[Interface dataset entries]
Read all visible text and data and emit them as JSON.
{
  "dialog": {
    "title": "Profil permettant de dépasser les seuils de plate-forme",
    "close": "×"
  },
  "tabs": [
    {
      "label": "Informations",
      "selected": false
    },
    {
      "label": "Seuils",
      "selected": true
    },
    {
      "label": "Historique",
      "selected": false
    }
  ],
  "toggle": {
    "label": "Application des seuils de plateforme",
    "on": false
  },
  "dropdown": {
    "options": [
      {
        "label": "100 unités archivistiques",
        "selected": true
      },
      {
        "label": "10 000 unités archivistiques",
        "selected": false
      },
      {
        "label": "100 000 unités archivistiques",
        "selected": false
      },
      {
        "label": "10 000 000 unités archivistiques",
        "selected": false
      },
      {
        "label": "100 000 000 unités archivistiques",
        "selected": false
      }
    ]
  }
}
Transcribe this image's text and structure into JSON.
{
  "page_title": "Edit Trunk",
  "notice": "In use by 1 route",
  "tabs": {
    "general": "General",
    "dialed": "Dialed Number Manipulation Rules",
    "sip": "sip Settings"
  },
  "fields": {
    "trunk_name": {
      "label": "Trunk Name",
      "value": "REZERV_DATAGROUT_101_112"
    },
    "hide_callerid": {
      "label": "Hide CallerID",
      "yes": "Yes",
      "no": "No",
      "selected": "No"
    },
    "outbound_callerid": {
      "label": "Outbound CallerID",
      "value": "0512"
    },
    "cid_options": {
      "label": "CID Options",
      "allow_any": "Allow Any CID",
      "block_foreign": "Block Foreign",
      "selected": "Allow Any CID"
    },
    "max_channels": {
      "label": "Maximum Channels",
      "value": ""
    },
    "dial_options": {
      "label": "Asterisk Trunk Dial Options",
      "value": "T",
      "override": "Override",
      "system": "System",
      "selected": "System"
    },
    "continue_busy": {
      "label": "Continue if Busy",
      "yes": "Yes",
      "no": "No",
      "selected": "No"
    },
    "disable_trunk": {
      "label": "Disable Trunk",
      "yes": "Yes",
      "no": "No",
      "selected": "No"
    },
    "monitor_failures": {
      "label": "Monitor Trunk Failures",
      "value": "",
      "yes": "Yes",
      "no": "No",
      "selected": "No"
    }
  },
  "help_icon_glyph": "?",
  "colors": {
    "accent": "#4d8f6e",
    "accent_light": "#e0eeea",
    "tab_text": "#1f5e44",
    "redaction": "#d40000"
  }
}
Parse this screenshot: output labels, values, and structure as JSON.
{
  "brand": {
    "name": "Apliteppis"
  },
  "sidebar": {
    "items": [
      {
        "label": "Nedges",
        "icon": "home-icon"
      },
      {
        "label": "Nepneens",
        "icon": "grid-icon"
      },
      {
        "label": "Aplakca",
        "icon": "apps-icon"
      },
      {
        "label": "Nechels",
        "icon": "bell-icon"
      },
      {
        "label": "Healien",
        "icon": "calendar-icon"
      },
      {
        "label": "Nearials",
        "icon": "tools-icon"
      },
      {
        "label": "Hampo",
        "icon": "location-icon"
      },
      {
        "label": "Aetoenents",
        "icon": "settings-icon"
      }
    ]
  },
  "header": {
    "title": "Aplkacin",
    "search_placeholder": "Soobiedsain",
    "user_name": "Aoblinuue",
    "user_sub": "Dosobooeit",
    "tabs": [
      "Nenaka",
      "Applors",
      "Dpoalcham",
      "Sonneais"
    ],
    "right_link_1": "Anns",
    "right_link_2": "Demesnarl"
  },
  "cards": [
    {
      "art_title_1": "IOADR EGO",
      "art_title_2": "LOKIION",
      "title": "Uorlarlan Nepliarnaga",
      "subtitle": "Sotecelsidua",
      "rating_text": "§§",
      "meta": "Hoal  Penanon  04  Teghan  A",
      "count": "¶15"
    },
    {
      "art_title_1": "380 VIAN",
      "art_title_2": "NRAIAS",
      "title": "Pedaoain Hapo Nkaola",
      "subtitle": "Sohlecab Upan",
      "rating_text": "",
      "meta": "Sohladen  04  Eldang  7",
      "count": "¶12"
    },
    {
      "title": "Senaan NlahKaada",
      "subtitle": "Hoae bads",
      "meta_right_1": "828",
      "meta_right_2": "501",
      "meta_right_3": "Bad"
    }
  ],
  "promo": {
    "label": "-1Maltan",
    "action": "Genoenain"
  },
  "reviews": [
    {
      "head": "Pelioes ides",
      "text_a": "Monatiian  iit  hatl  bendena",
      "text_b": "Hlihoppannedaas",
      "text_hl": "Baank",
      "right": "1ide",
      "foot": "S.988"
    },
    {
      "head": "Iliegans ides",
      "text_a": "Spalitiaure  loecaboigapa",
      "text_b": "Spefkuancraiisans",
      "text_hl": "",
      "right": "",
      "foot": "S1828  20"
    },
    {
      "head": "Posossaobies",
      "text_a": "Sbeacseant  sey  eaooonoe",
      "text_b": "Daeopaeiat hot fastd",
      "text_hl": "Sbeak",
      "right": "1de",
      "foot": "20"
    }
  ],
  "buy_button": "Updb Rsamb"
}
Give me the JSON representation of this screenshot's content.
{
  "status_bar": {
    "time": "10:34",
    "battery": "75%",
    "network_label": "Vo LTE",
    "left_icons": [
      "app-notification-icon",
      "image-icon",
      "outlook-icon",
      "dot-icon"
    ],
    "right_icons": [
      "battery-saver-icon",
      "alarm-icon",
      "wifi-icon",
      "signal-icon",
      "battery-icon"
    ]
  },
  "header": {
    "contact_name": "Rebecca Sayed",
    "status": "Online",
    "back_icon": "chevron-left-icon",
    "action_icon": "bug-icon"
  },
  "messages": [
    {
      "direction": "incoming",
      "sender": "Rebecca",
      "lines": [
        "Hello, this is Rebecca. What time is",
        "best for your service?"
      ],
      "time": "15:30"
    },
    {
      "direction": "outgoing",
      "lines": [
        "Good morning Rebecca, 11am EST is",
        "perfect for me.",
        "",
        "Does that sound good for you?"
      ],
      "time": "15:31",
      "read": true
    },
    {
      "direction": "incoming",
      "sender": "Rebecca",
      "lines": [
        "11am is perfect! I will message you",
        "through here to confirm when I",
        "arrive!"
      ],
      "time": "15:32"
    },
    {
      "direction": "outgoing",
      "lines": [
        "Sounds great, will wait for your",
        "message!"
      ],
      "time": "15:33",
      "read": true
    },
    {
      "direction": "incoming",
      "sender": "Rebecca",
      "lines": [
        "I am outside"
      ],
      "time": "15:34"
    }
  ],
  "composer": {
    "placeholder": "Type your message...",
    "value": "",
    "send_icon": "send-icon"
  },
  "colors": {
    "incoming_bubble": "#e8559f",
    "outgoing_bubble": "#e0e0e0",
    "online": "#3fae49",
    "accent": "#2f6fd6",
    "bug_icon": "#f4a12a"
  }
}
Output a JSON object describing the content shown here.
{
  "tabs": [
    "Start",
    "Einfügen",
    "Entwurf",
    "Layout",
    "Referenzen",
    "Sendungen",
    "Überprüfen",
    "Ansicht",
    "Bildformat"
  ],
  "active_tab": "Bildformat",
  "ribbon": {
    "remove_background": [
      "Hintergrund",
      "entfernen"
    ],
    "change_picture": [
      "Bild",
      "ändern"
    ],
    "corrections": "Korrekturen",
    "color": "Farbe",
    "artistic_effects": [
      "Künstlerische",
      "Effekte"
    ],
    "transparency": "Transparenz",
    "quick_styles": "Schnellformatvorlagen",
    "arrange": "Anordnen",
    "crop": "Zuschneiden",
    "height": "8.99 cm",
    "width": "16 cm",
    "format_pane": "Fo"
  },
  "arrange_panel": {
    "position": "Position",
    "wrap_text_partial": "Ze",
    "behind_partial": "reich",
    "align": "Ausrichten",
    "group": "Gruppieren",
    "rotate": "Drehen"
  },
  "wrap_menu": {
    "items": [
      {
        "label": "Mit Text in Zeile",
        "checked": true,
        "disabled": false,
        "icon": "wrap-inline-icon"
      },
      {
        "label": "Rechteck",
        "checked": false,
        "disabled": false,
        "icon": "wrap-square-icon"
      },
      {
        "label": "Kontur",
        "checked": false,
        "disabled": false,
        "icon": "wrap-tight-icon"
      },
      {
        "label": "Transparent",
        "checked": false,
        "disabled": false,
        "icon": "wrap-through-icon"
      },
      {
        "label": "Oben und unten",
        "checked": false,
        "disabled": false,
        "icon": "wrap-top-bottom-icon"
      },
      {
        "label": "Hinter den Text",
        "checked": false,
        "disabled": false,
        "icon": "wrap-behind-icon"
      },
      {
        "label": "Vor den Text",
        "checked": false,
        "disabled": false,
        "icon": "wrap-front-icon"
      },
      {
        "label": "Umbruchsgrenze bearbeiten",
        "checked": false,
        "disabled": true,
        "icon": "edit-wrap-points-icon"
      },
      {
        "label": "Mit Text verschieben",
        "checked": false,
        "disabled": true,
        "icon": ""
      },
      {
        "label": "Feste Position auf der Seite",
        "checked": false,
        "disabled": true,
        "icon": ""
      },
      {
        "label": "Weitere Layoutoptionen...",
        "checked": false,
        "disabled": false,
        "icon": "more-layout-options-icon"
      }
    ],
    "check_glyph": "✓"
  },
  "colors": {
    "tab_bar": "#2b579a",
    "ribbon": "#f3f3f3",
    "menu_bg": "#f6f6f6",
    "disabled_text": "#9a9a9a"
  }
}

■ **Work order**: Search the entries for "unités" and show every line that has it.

■ **Problem solution**:
        "label": "100 unités archivistiques",
        "label": "10 000 unités archivistiques",
        "label": "100 000 unités archivistiques",
        "label": "10 000 000 unités archivistiques",
        "label": "100 000 000 unités archivistiques",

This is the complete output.